Illegal recursive struct type; wrap the inner value in a box to make it representable


#1
use std::vec::Vec;
use std::boxed::Box;
use std::option::Option;

struct Graph {

    /// Graphs can be nested. For a simple graph G made of the nodes A and B,
    /// G being this Graph, the nodes A and B are stored in this list.
    containedNodes: Vec<Box<Graph>>,

    /// the parent graph which contains this node.
    parent: Option<Graph>,

    /// A list of edges. Classical graphs only have edges made of two nodes.
    /// Defining hyperedges is easy: just make an edge containing more than
    /// two nodes.
    ///
    /// When an edge made of nodes with different parents is about to be
    /// formed, the parent for all of them is set to the top-most common
    /// ancestor for all of the nodes making up the edge.
    edges: Vec<Vec<Box<Graph>>>,

    /// A list of edges which contain (go through) this node
    passThroughEdges: Vec<Box<Graph>>,
}

impl Graph {
    fn new() -> Graph {
        Graph {
            containedNodes: Vec::new(),
            parent: Option::None,
        }
    }
}
fn main() {
    println!("Hello, world!");
}

I do not understand what the compiler wants from me. For me, the Graph (the name might be misleading, it’s going to be a hypergraph) looks quite wrapped in a box.

How to fix this issue?


#2

The compiler doesn’t know the size of the struct, because you’re using it recursively. See, when you tell the compiler you want a Graph inside the Graph, it will try to calculate the size of it, and it will never end. It’ll try to do sizeof(Graph) + sizeof(Graph) + sizeof(Graph) + ... forever. And because of this, you need to create a reference, so that the compiler knows the size of it and it finally compiles.

edit: Check the Option out: parent: Option<Graph>.


#3

What kind of reference? How would the code look like?


#4

Try to use a parent: Option<Box<Graph>>.

edit: Here’s the code: http://is.gd/zyVnKB


#5

That can’t possibly work for any actual graph because the parent owns the children. He’ll need to use a Weak pointer (see std::rc::Weak).


#6

Not really. A simple reference is better for this situation.


#7

No, stebalien is right. Simple references (especially not Box<Graph>) can’t be used to point from children to parents while also pointing from parents to children. Not if you expect to be able to do anything useful with them. You can’t move the parent into the child and a &Graph would render the pointed to value immutable and immovable.


#8

Oh, I see. Sorry, these concepts are still trying to find its place in my brain.


#9

It’s understandable. This is one of the weak points of the borrow checker. Hierarchical structures (trees and single linked lists) are all good, but cyclic structures (double liked lists and some graphs) are hard to get right without Rc<T>.

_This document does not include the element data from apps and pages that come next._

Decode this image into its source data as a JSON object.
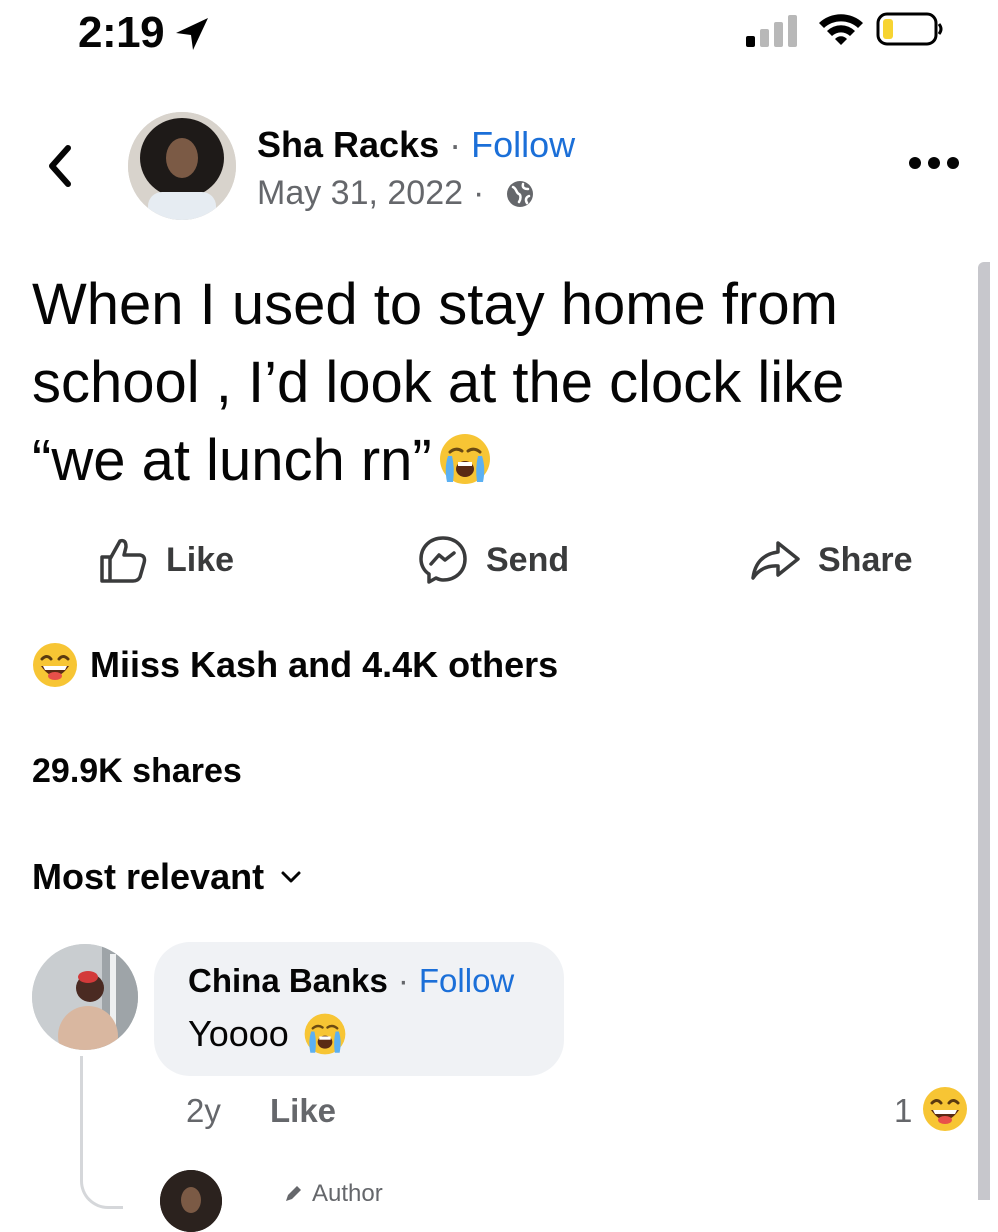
{
  "status_bar": {
    "time": "2:19",
    "icons": [
      "location-arrow-icon",
      "signal-icon",
      "wifi-icon",
      "battery-icon"
    ]
  },
  "post": {
    "author": "Sha Racks",
    "separator": "·",
    "follow_label": "Follow",
    "date": "May 31, 2022",
    "meta_separator": "·",
    "privacy_icon": "globe-icon",
    "text": "When I used to stay home from school , I’d look at the clock like “we at lunch rn”",
    "text_emoji": "crying-face-emoji"
  },
  "actions": {
    "like_label": "Like",
    "send_label": "Send",
    "share_label": "Share"
  },
  "reactions": {
    "emoji": "laughing-face-emoji",
    "summary": "Miiss Kash and 4.4K others"
  },
  "shares_text": "29.9K shares",
  "sort": {
    "label": "Most relevant"
  },
  "comment": {
    "author": "China Banks",
    "separator": "·",
    "follow_label": "Follow",
    "text": "Yoooo",
    "text_emoji": "crying-face-emoji",
    "age": "2y",
    "like_label": "Like",
    "reaction_count": "1",
    "reaction_emoji": "laughing-face-emoji"
  },
  "reply": {
    "badge_label": "Author"
  },
  "colors": {
    "link_blue": "#1b6fd8",
    "secondary_text": "#65676b",
    "bubble_bg": "#f0f2f5",
    "battery_yellow": "#f7d432"
  }
}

#10

You can also store your graph in a directed adjacency list.


#11

How to create a weak reference? I am used to read all kind of API docs (javadoc, doxygen, etc), but I still have a hard time with the rust stdlib docs.

http://is.gd/bgAxHg

Obviously line 55 does not work

parent: Option::Some(Weak::new(parent)),

#12

I know what can be done in terms of representations (it is, however, a more generic type of a hypergraph, not a simple graph), but for now, the focus is on the clarity of the code, not on optimizations - since it’s an experimental prototype, what I need first and foremost is understanding myself how I could use this data structure.

That’s why I won’t do it that way (yet). Besides, it’s a great oportunity to learn rust (by doing).


#13

The std::rc module docs should help: http://doc.rust-lang.org/nightly/std/rc/index.html

OT: You can read doxygen?


#14

Thanks Rc::downgrade() worked.

I had to activate #![feature(alloc)], why is that?

I am running rustc 1.1.0-nightly (7bd71637c 2015-05-06) (built 2015-05-06)


#15

Weak pointers are not stable in 1.0 apparently: Using unstable APIs? Tell us about it!